Despite our differences, I think the church will hold together.  One thing we need to do, however, is focus on strengthening our home churches. Every day we see new signs of an approaching storm. We cannot become too dependent on proclamations from on high to lead our families and our churches aright.  We need men and women who will stand for the right though the heavens fall; who will grow where they are planted so to speak. Should the few at the top go astray, we should not fall with them. The more authority in the hands of the few, the more danger to the church.

This paragraph appeared in the NAD News Notes about the ordination vote:

"This vote does not determine whether or not women can serve as ministers. The Seventh-day Adventist Church has already decided that women may serve as credentialed ministers. As several delegates pointed out during floor speeches (including special guest former GC president Jan Paulsen), this vote was not about whether female pastors should be ordained, but who should decide whether or not to ordain them."

And there's the point right there. On one side you have the folk like Ng and Paulsen, who do NOT oppose decentralizing power and on the other side the Neil/Ted Wilson group that does. I'm just saying out loud what was whispered around San Antonio and all over the Adventist World. We could have moved further toward the 1903 GC decentralization movement had we voted "yes". Women are serving as credentialed ministers and that's been allowed a long time. The only issue at play here was who decides whether they can be ordained or not. We can live with unordained female ministers if the church pay them fairly (Merikay Silver forced the church to deal with that issue nearly 40 years ago). 

My opinion is that the local conferences should have been able to decide for themselves. This was clearly a procedural and not a theological issue. Even the "no" voters will grudgingly admit that. The issue was essentially whether we operate as a more congregationalist style organization with power divested to the local level or a more hierarchical Vatican-Style organization with power concentrated at the top. 

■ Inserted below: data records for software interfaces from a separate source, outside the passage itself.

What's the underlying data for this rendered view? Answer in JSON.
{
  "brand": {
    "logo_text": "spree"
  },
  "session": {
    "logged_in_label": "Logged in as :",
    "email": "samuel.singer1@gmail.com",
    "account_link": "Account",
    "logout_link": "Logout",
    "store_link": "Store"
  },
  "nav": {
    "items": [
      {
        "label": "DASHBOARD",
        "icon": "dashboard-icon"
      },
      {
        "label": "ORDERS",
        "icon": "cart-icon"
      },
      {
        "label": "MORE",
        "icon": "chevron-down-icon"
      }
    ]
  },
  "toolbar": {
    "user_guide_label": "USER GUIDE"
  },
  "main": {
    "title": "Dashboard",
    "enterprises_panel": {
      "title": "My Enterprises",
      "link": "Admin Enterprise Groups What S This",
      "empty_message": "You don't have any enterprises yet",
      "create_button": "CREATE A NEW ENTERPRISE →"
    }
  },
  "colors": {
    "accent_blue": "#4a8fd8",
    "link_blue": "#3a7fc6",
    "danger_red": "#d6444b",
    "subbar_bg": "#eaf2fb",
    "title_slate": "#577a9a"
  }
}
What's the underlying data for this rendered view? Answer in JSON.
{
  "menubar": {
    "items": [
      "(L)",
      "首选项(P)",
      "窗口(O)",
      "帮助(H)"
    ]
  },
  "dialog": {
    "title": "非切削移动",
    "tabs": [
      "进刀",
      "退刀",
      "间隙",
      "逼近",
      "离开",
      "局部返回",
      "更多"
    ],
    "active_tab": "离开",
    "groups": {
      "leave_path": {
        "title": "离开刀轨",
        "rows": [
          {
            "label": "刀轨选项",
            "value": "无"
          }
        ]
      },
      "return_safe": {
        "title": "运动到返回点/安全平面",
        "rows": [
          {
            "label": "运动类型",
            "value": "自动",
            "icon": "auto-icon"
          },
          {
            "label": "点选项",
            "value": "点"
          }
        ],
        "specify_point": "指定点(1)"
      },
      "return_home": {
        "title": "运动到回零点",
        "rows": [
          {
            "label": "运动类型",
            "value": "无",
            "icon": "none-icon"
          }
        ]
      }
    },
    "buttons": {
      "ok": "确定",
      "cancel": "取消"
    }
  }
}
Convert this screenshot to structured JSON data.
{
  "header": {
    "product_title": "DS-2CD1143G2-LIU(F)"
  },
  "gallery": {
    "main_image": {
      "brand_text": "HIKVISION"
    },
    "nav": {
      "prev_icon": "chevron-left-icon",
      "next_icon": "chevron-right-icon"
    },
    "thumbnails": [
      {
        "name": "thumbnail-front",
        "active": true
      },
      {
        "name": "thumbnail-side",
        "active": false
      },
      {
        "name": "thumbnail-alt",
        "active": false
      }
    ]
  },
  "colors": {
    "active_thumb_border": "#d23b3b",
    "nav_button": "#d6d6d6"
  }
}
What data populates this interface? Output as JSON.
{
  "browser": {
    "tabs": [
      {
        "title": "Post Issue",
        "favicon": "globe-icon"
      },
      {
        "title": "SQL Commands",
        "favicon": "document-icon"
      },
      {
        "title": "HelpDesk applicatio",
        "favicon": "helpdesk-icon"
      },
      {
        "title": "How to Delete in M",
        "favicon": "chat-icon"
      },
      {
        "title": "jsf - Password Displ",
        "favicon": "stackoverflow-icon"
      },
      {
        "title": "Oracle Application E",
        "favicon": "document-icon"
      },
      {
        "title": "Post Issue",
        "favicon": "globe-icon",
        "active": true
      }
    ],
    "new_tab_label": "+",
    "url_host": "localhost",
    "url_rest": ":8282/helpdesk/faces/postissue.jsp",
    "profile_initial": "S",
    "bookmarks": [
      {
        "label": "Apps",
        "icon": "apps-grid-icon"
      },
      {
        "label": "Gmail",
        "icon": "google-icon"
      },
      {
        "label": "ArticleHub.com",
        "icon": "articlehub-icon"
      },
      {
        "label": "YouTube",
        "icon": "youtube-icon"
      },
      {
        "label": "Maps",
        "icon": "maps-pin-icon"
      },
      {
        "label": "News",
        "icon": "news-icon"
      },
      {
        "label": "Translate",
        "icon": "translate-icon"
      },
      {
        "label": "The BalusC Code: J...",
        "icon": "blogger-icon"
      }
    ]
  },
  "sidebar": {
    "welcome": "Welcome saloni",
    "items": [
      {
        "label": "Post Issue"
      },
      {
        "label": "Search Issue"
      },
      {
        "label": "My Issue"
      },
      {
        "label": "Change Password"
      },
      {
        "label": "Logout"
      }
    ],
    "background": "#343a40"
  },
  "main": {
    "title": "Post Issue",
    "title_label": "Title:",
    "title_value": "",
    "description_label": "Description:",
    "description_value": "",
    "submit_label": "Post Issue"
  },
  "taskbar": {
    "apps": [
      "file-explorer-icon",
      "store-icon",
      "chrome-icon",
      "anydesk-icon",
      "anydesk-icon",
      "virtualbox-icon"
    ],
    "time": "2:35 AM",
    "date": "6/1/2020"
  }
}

Me? I prefer the congregational style organization. It's harder to kill a decentralized organization by striking off its head. It's time for congregations to own their own churches. Do you realize that if the law goes after the church, most local congregations could lose the buildings they meet in because the individual churches own nothing. The larger church owns it all ultimately. The final battle will be guerrilla warfare after all.  When the forces of evil try to shut us down, the first thing they hit will be our church properties. We will need to be ready to find new places to meet and new ways to do our ministries.

For now, little really changes due to the ordination vote, other than a lot of ruffled feelings among those who sought the change and the reaffirmation of GC central authority. For now we Adventist men should stand in the breach and be prepared to defend the faith. The Army of the Lord has a fight before it. I prefer we adopt the American style military organization, where the commanders in the field have greater leeway in making battlefield decisions.  I fear the church is going with a more top-down decision making process (reminiscent of German and Soviet military command structures where knocking off a general creates a massive decision-making vacuum in all the forces he commands). 

That said, the church is still the church and with prayer and courage, we must stand in our place in the line and do our duty. The sisters who stand next to us in that line may not wear the stripes of ordination, but that does not mean God has not called them as he called Deborah and Esther and Ellen to take their places on the front lines; even, sometimes, as leaders. If they are ever to be ordained to take those places of leadership, however, it will have to wait for the blessing of Ted Wilson and crew. 

 In the meantime, prayers are ascending as the time grows closer.

(c) 2015 by Tom King